Big Creek Provincial Park is located only 100km south-west of Williams Lake as the crow flies. The park’s landscapes vary from dramatic mountains and alpine lakes in the south, to gentler volcanic hills and lava formations, to the flat, forested Chilcotin Plateau in the north.
The spectacular scenery in the south makes it a popular destination for horseback riding, backpacking, wildlife viewing and mountaineering. Because of the park’s remoteness, visitors must be experienced in backcountry travel and completely self-sufficient. This park teems with wildlife: You might see mountain goats, California bighorn sheep, moose or predators such as wolves, black and grizzly bears.
This protected area lies approximately 150km north of Whistler and 95 km west of Lillooet. Contained within the park area the entire watersheds of the Leckie and Lizard Creeks and significant portions of the Gun, Tyaughton and Upper Relay watersheds. It is representative of the north/south biogeoclimatic transition and the ecological transition between coastal/interior and temperate/boreal habitats. Spruce Lake, the jewel of the South Chilcotin Mountain Park, is located in the centre of the South Chilcotin Mountain Park.

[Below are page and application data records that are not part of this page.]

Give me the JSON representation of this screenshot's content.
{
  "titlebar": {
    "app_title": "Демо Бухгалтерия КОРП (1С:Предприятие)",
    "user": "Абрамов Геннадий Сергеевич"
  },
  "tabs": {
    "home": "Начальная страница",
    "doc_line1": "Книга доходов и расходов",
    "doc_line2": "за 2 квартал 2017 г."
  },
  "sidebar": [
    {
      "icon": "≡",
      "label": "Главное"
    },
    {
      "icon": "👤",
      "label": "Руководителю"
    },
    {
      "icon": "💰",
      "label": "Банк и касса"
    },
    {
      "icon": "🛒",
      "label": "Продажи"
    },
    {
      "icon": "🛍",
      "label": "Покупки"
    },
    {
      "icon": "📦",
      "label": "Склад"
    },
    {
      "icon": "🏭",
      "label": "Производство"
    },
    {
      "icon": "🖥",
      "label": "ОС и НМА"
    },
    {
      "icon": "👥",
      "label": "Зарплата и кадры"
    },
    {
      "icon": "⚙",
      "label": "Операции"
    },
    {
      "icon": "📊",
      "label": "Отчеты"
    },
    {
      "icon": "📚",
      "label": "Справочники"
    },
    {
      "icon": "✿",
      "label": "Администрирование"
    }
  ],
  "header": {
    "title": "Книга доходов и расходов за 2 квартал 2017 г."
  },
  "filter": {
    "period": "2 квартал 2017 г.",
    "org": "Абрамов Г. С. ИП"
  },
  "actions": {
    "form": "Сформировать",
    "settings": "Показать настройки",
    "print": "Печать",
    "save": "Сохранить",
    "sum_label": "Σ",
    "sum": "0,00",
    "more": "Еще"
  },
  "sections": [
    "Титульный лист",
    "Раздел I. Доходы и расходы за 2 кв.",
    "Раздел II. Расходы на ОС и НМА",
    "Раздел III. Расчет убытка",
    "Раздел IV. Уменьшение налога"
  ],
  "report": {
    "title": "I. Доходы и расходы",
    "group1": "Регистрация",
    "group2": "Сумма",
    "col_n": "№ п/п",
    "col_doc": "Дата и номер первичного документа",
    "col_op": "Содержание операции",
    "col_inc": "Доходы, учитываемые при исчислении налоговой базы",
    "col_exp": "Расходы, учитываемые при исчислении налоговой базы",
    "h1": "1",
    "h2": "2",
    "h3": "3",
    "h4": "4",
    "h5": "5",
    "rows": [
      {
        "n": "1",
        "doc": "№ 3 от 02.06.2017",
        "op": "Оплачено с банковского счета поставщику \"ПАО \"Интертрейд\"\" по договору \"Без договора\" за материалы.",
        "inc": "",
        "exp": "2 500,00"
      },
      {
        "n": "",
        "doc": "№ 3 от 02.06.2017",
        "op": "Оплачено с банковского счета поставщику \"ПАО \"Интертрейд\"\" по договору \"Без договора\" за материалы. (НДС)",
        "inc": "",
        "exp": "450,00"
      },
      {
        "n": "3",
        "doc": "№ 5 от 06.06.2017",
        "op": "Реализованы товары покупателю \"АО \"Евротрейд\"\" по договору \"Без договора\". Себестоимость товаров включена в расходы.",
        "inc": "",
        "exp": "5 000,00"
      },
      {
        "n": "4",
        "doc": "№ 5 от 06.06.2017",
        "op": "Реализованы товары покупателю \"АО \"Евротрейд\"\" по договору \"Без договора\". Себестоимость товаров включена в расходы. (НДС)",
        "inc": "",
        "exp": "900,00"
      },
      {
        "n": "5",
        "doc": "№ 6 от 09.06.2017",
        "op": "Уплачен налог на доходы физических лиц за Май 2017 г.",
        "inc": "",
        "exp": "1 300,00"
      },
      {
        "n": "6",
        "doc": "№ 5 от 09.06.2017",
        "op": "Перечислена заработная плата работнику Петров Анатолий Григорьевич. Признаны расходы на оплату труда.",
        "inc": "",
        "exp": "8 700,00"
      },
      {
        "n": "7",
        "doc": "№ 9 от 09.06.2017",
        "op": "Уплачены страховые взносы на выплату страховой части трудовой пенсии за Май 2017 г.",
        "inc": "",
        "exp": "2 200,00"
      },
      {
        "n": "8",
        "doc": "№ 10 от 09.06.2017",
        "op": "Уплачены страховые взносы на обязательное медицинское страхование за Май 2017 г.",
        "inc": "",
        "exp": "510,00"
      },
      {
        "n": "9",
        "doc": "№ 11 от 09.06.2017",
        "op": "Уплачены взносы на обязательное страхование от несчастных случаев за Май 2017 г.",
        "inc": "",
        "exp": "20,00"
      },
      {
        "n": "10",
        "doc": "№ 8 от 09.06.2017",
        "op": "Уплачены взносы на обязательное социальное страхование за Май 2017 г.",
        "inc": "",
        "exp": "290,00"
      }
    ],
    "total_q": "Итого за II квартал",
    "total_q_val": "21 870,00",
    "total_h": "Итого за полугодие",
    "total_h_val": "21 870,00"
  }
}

The protected area contains basalts, sedimentary formations and interesting landforms such as Mount Sheba and Castle Peak. Mid-elevation grasslands of bluebunch wheatgrass. Western limits of Ponderosa Pine are found in Tyaughton and Gun Creeks. Rich fossils are located in Tyaughton Creek and Castle Peak area and highly valued by the scientific community.

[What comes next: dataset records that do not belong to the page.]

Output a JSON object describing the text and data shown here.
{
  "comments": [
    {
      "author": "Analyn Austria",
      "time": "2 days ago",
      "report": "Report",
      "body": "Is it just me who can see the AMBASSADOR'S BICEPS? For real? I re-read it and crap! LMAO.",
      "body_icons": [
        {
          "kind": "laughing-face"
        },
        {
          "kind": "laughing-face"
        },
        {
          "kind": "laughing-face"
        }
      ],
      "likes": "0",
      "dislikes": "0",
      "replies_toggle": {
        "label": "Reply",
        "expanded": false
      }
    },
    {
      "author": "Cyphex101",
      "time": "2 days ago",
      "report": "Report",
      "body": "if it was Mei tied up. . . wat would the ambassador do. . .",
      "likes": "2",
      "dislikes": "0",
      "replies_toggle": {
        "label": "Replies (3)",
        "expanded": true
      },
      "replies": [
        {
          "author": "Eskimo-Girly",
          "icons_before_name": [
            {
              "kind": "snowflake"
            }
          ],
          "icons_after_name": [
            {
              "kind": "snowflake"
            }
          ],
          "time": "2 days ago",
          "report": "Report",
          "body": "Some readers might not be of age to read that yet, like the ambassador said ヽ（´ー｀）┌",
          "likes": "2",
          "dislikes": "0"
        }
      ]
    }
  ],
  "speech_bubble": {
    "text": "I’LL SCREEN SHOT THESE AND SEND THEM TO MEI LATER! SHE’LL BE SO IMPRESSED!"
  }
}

This park, located northeast of Chilko Lake in the Chilcotin Plateau, was established to protect valuable moose habitat. It encompasses abundant wetlands and small lakes.
Activities present in the area before the park’s creation, and still permitted today, include hunting, trapping and cattle grazing. The historical importance of these uses is recognized, and there is a commitment in the Cariboo-Chilcotin Land-Use Plan to ensuring such activities continue at existing levels.

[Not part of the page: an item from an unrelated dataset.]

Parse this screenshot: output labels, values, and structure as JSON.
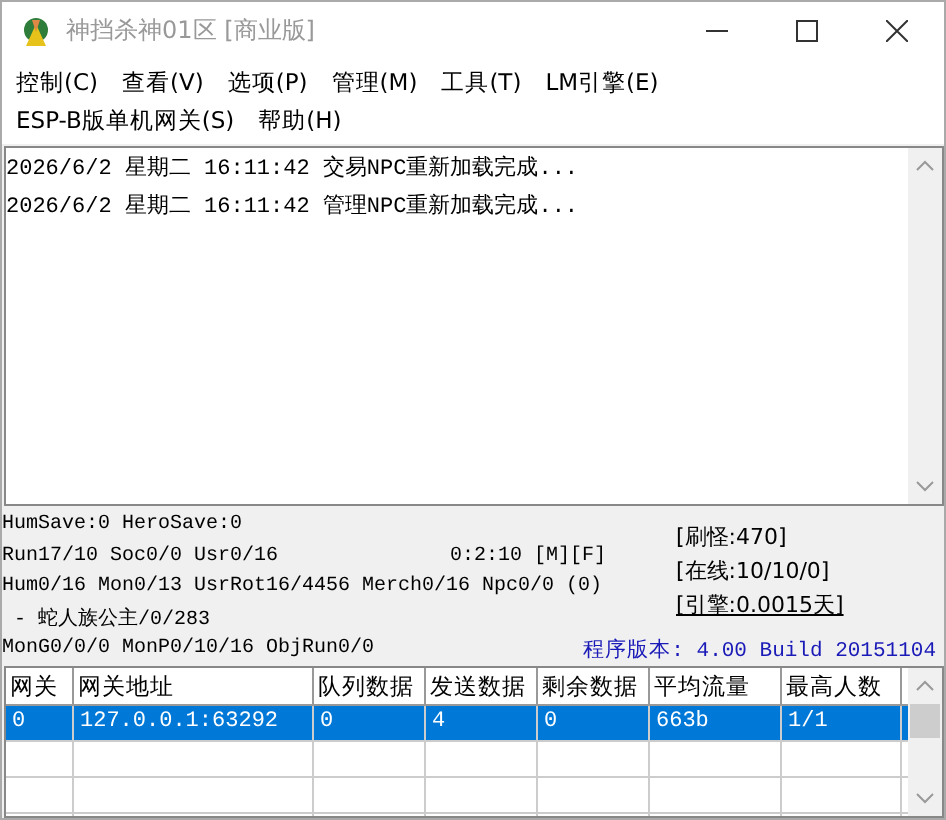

Homathko River – Tatlayoko Protected Area comprises 17,575 hectares of diverse landscape, incorporating low elevation coastal rainforests and wetlands. Unique features of the surrounding area include the spectacular Waddington Canyon on the Homathko River, extensive icefields and the aquamarine Tatlayoko Lake, with its impressive mountain backdrop. The protected area also incorporates valuable wildlife habitat, including Mosley Creek wetlands and valley migration corridors through the Coast Range.
Churn Creek Protected Area includes some of British Columbia’s rarest ecosystems — low, middle and high elevation bunchgrass grasslands. This unique and fragile landscape provides habitat for a diversity of rare flora and fauna. These grasslands can be viewed and accessed on existing cow trails and old roads. However, the trails are unmarked and unmaintained. The protected area abuts the west bank of the Fraser River, just south of Gang Ranch. Provincial Park, Provincial Park, Provincial Park, Provincial Park, Provincial Park